hogzgonewild
11-27-2011, 07:59 PM
hankll,

I had the same problem in my UDS. First 2 times I used Royal Oak, and I had a hard time controlling the temp, it was either 180 or 325* and that was with just small changes on the ball valve with other valves closed. If I opened the lid, it would jump up to 400+ degrees.

This weekend I did a turkey on my UDS with Kingsford Blue. She stayed right at 225-250 the whole time and never moved....

I think the royal oak just burned too hot for it.

hankll
11-29-2011, 06:45 PM
I'm going to do a full packer beef brisket this weekend.......so I'll get a bag of the Kingsford and see how that goes. I was intending to do a hot and fast smoke that I saw described on here. I may not have the temps I want for that but if I can get it to 350* again, it should be alright. I'll have my remote thermometer in it and go for the 150* range and foil it.

I'll do another thread later on to show Pron

pmk011
11-30-2011, 04:02 PM
" I was just wondering if others had noticed any difference in the brand of charcoal causing a heating difference...."

My preference is ROYAL OAK. I have also used kingsford, but I couldn't get the higher temps that I did with RO in the offset smoker.

GEORGIA CRACKER(FROM TEX)
11-30-2011, 04:35 PM
The variable is, of course, that I switched the heat source and added ball valves to the equation. I always start out lighting my chimney with left over charcoal from last burn. Might try new charcoal instead. The minion method of lighting off my UDS is top down on a 11" deep x 18" diameter basket loaded completely full. I mix in a few pieces of oak or hickory chunks, usually.

For T-day, I did my turkey with apple wood chips I bought. Turned out pretty well, and after about an hour, the heat got up to 325* and then after awhile more finally reached 350*. This was with outdoor temps at around mid 60's.

I was wondering if my not having a chimney to create more draft flow (having the Weber dome lid prevents that) might possibly be a consideration.

I also just now remember that I added a 18" ash catcher pan that I drilled 1" holes in the sides that might have an affect on the flow, possibly. it is mounted below the 2 1/2" legs of my char basket.

Next time I smoke something I'll try a bag of Kingsford again. I was just wondering if others had noticed any difference in the brand of charcoal causing a heating difference....

I did the same thing with my UDS RE: ash pan on the bottom. Could not regulate my temps as before. Finally pulled it out and went back to just foil on the bottom to catch the ash. Now things are back to normal. I guess it stirred up the air intake enough to change the amount getting to the coal basket or sumppin!

hankll
11-30-2011, 06:04 PM
I did the same thing with my UDS RE: ash pan on the bottom. Could not regulate my temps as before. Finally pulled it out and went back to just foil on the bottom to catch the ash. Now things are back to normal. I guess it stirred up the air intake enough to change the amount getting to the coal basket or sumppin!

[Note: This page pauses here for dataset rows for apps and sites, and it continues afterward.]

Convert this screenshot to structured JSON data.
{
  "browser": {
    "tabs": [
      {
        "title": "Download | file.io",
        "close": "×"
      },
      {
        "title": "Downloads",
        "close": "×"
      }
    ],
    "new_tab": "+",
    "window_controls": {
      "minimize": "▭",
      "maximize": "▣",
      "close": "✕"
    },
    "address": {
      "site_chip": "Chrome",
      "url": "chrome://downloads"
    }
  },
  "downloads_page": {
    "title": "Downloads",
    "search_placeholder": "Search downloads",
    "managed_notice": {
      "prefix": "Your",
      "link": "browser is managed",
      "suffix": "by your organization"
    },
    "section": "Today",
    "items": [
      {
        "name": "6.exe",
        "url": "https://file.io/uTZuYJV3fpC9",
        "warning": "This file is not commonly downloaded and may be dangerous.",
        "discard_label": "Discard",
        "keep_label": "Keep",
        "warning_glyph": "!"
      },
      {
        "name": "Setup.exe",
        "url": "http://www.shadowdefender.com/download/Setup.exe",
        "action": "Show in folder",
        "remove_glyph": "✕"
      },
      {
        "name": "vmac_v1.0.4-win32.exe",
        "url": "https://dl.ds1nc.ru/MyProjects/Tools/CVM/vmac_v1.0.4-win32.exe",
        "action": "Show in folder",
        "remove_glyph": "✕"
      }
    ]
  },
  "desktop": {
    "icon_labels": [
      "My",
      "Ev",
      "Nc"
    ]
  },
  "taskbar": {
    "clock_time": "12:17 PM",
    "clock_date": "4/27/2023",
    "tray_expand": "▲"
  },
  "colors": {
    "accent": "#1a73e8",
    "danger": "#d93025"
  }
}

I was wondering about that pan (converted 18" portable grill, that I drilled 1" holes around the vertical sides) Kinda wondered if that might have also been another factor besides the other two variables, heat source and ball valves.

I'm in no way dissing the UDS.....it is a fantastic addition to my cooking outdoors repertoire. Ooo, I used a big word that time! :rolleyes: